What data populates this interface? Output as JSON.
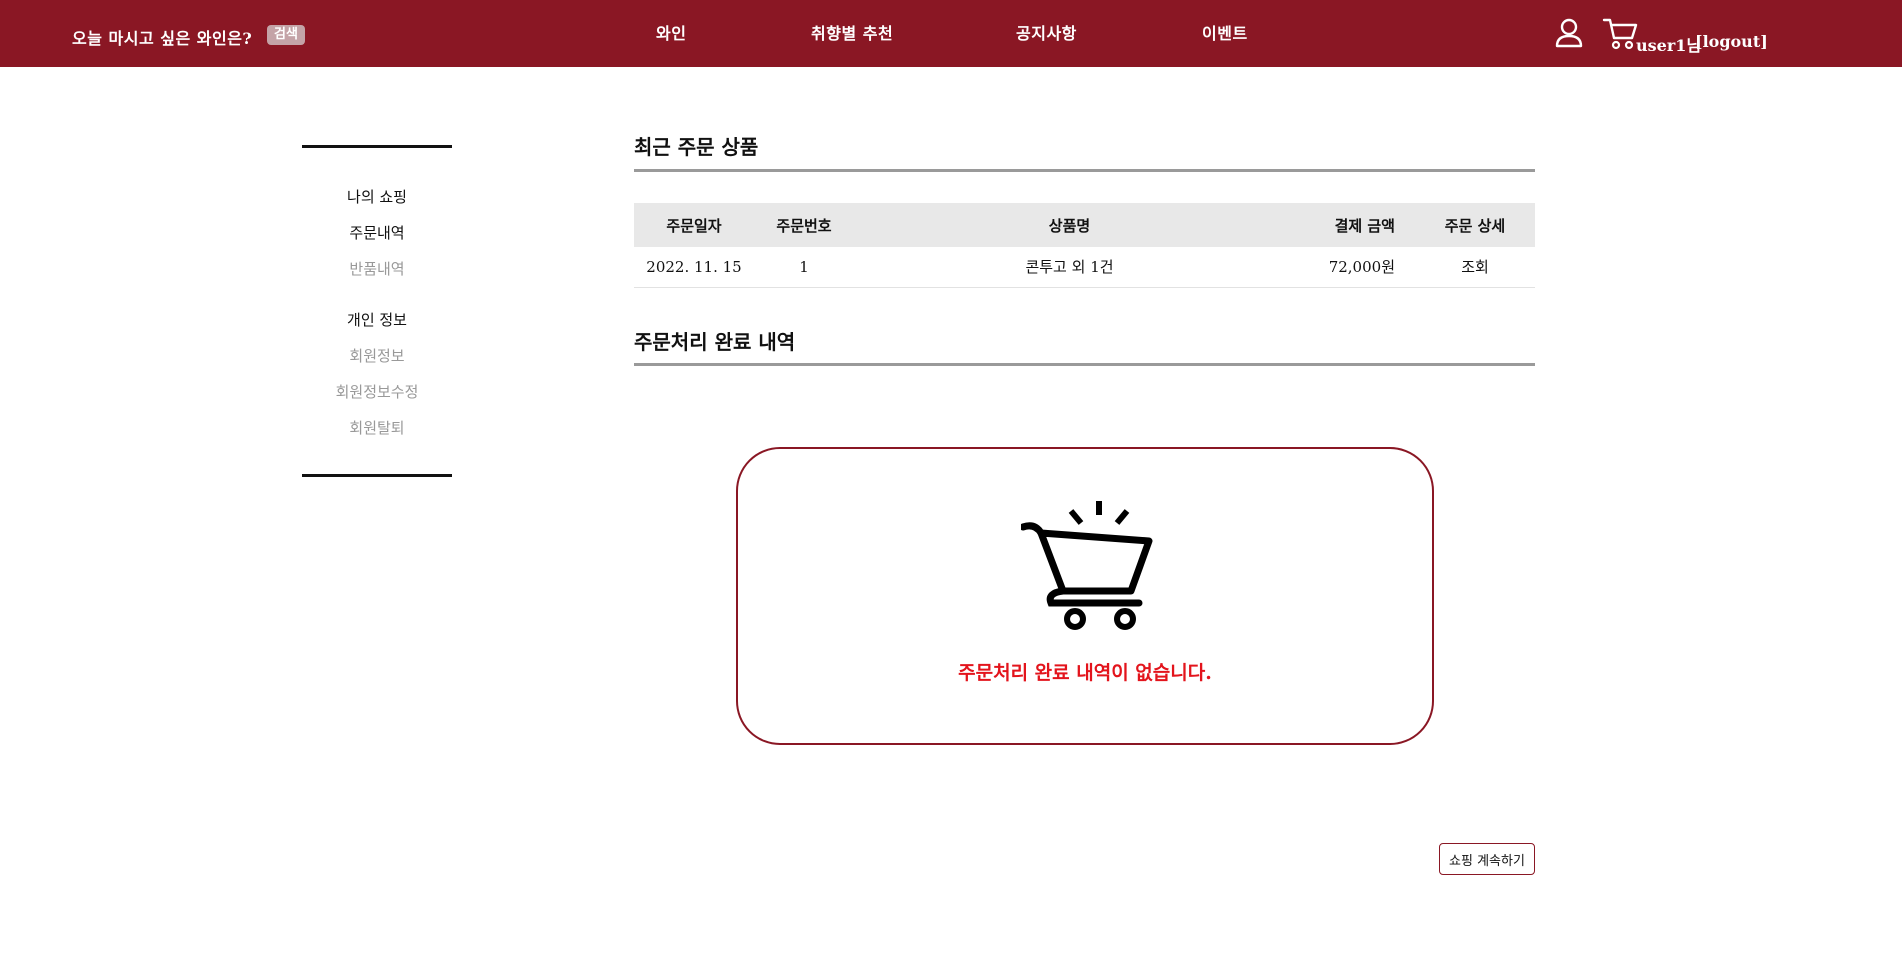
{
  "header": {
    "search_prompt": "오늘 마시고 싶은 와인은?",
    "search_button": "검색",
    "nav": [
      "와인",
      "취향별 추천",
      "공지사항",
      "이벤트"
    ],
    "username": "user1님",
    "logout": "[logout]",
    "icons": [
      "user-icon",
      "cart-icon"
    ]
  },
  "sidebar": {
    "shopping_heading": "나의 쇼핑",
    "order_history": "주문내역",
    "return_history": "반품내역",
    "info_heading": "개인 정보",
    "member_info": "회원정보",
    "member_edit": "회원정보수정",
    "member_withdraw": "회원탈퇴"
  },
  "recent_orders": {
    "title": "최근 주문 상품",
    "columns": [
      "주문일자",
      "주문번호",
      "상품명",
      "결제 금액",
      "주문 상세"
    ],
    "rows": [
      {
        "date": "2022. 11. 15",
        "number": "1",
        "product": "콘투고 외 1건",
        "amount": "72,000원",
        "detail": "조회"
      }
    ]
  },
  "completed_orders": {
    "title": "주문처리 완료 내역",
    "empty_message": "주문처리 완료 내역이 없습니다.",
    "empty_icon": "cart-icon"
  },
  "continue_button": "쇼핑 계속하기",
  "colors": {
    "brand": "#8a1724",
    "empty_message": "#e3141c",
    "muted_link": "#999999"
  }
}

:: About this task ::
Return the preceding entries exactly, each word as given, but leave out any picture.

:: Response to the exercise ::
What data populates this interface? Output as JSON.
{
  "header": {
    "search_prompt": "오늘 마시고 싶은 와인은?",
    "search_button": "검색",
    "nav": [
      "와인",
      "취향별 추천",
      "공지사항",
      "이벤트"
    ],
    "username": "user1님",
    "logout": "[logout]",
    "icons": [
      "user-icon",
      "cart-icon"
    ]
  },
  "sidebar": {
    "shopping_heading": "나의 쇼핑",
    "order_history": "주문내역",
    "return_history": "반품내역",
    "info_heading": "개인 정보",
    "member_info": "회원정보",
    "member_edit": "회원정보수정",
    "member_withdraw": "회원탈퇴"
  },
  "recent_orders": {
    "title": "최근 주문 상품",
    "columns": [
      "주문일자",
      "주문번호",
      "상품명",
      "결제 금액",
      "주문 상세"
    ],
    "rows": [
      {
        "date": "2022. 11. 15",
        "number": "1",
        "product": "콘투고 외 1건",
        "amount": "72,000원",
        "detail": "조회"
      }
    ]
  },
  "completed_orders": {
    "title": "주문처리 완료 내역",
    "empty_message": "주문처리 완료 내역이 없습니다.",
    "empty_icon": "cart-icon"
  },
  "continue_button": "쇼핑 계속하기",
  "colors": {
    "brand": "#8a1724",
    "empty_message": "#e3141c",
    "muted_link": "#999999"
  }
}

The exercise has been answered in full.